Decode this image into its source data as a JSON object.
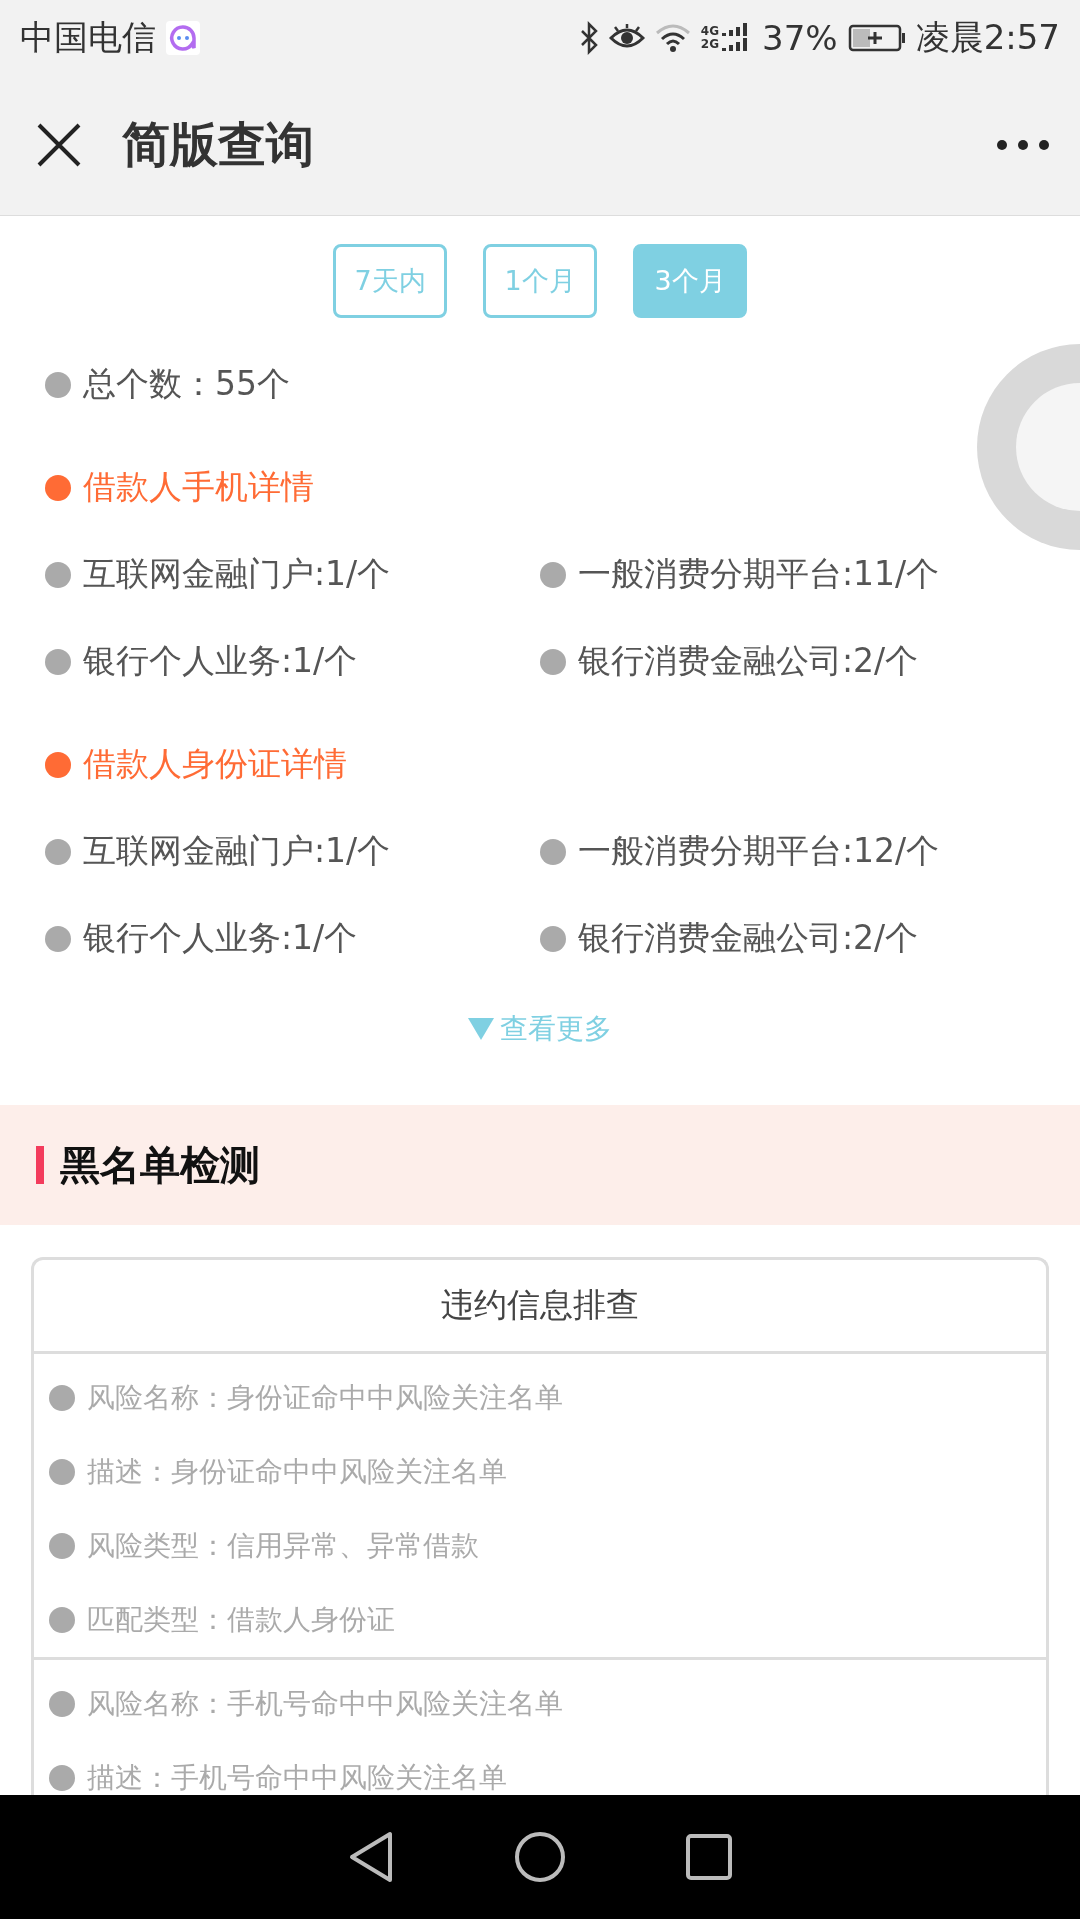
{
  "status_bar": {
    "carrier": "中国电信",
    "network": [
      "4G",
      "2G"
    ],
    "battery": "37%",
    "time": "凌晨2:57"
  },
  "header": {
    "title": "简版查询"
  },
  "periods": [
    {
      "label": "7天内",
      "selected": false
    },
    {
      "label": "1个月",
      "selected": false
    },
    {
      "label": "3个月",
      "selected": true
    }
  ],
  "total": "总个数：55个",
  "sections": [
    {
      "title": "借款人手机详情",
      "items": [
        "互联网金融门户:1/个",
        "一般消费分期平台:11/个",
        "银行个人业务:1/个",
        "银行消费金融公司:2/个"
      ]
    },
    {
      "title": "借款人身份证详情",
      "items": [
        "互联网金融门户:1/个",
        "一般消费分期平台:12/个",
        "银行个人业务:1/个",
        "银行消费金融公司:2/个"
      ]
    }
  ],
  "more_link": "查看更多",
  "blacklist": {
    "title": "黑名单检测",
    "card_title": "违约信息排查",
    "records": [
      {
        "lines": [
          "风险名称：身份证命中中风险关注名单",
          "描述：身份证命中中风险关注名单",
          "风险类型：信用异常、异常借款",
          "匹配类型：借款人身份证"
        ]
      },
      {
        "lines": [
          "风险名称：手机号命中中风险关注名单",
          "描述：手机号命中中风险关注名单"
        ]
      }
    ]
  }
}
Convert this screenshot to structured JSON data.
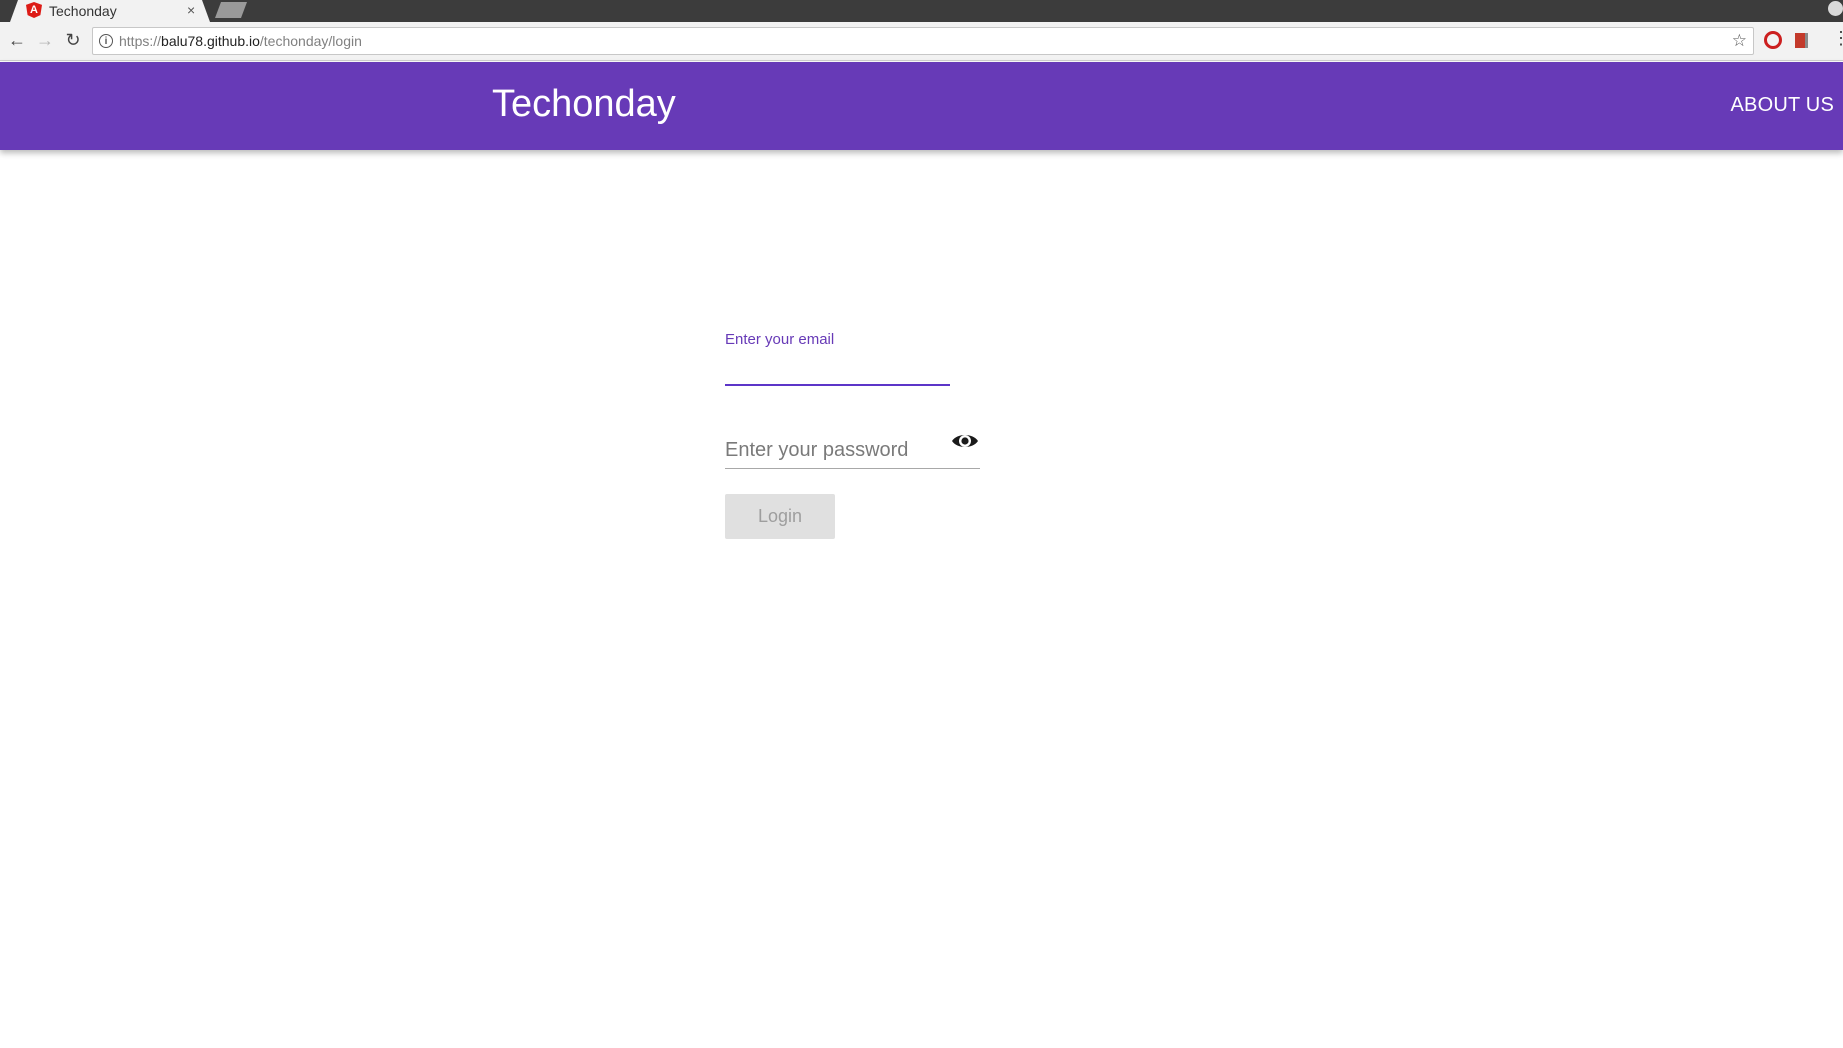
{
  "browser": {
    "tab_title": "Techonday",
    "tab_close": "×",
    "favicon_letter": "A",
    "url_scheme": "https://",
    "url_host": "balu78.github.io",
    "url_path": "/techonday/login",
    "back_icon": "←",
    "forward_icon": "→",
    "reload_icon": "↻",
    "info_icon": "i",
    "star_icon": "☆",
    "menu_icon": "⋮"
  },
  "header": {
    "brand": "Techonday",
    "about_link": "ABOUT US",
    "color": "#673ab7"
  },
  "login_form": {
    "email_label": "Enter your email",
    "email_value": "",
    "password_placeholder": "Enter your password",
    "password_value": "",
    "login_button": "Login",
    "accent_color": "#673ab7"
  }
}
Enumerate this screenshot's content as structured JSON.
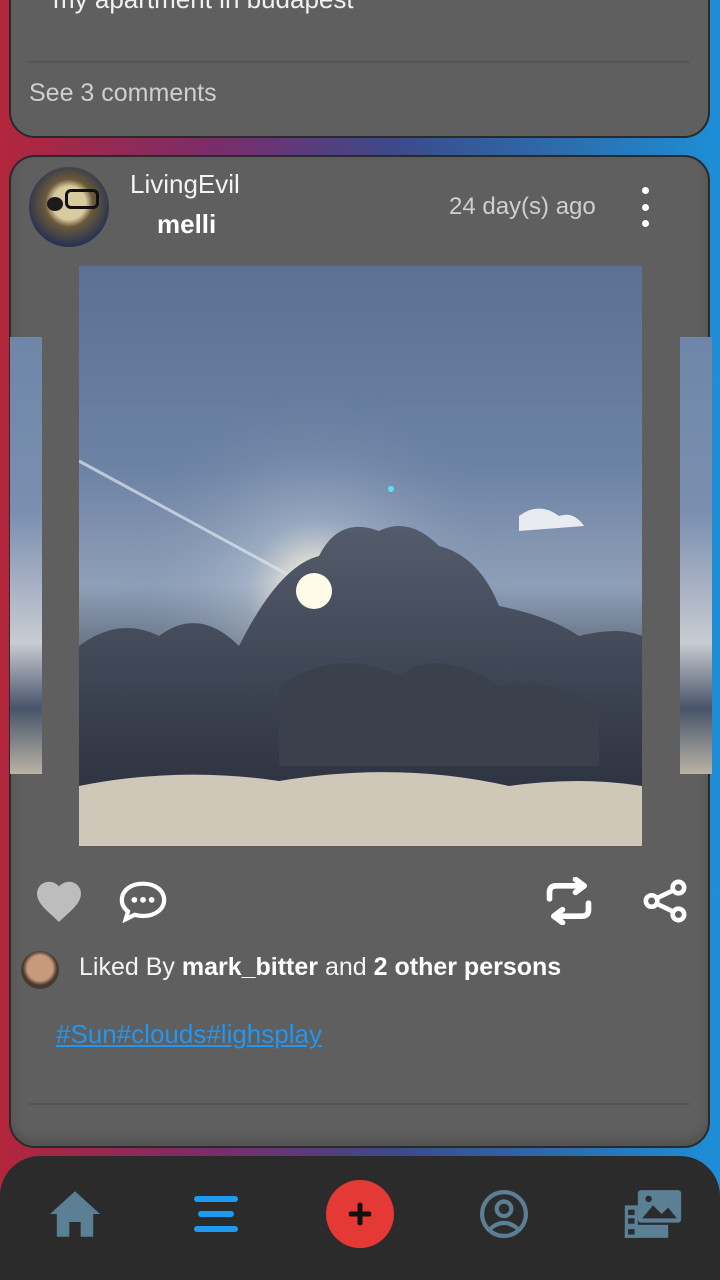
{
  "previous_post": {
    "caption_cutoff": "my apartment in budapest",
    "see_comments": "See 3 comments"
  },
  "post": {
    "username": "LivingEvil",
    "group": "melli",
    "time_ago": "24 day(s) ago",
    "liked_prefix": "Liked By ",
    "liked_user": "mark_bitter",
    "liked_mid": " and ",
    "liked_others": "2 other persons",
    "hashtags": "#Sun#clouds#lighsplay"
  },
  "colors": {
    "accent_blue": "#2196f3",
    "add_button": "#e53935",
    "nav_icon": "#5b7f95"
  },
  "icons": {
    "like": "heart-icon",
    "comment": "comment-icon",
    "repost": "repost-icon",
    "share": "share-icon",
    "more": "more-vertical-icon",
    "nav_home": "home-icon",
    "nav_feed": "menu-icon",
    "nav_add": "add-icon",
    "nav_profile": "profile-icon",
    "nav_gallery": "gallery-icon"
  }
}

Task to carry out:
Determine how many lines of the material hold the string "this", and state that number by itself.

Your solution:
3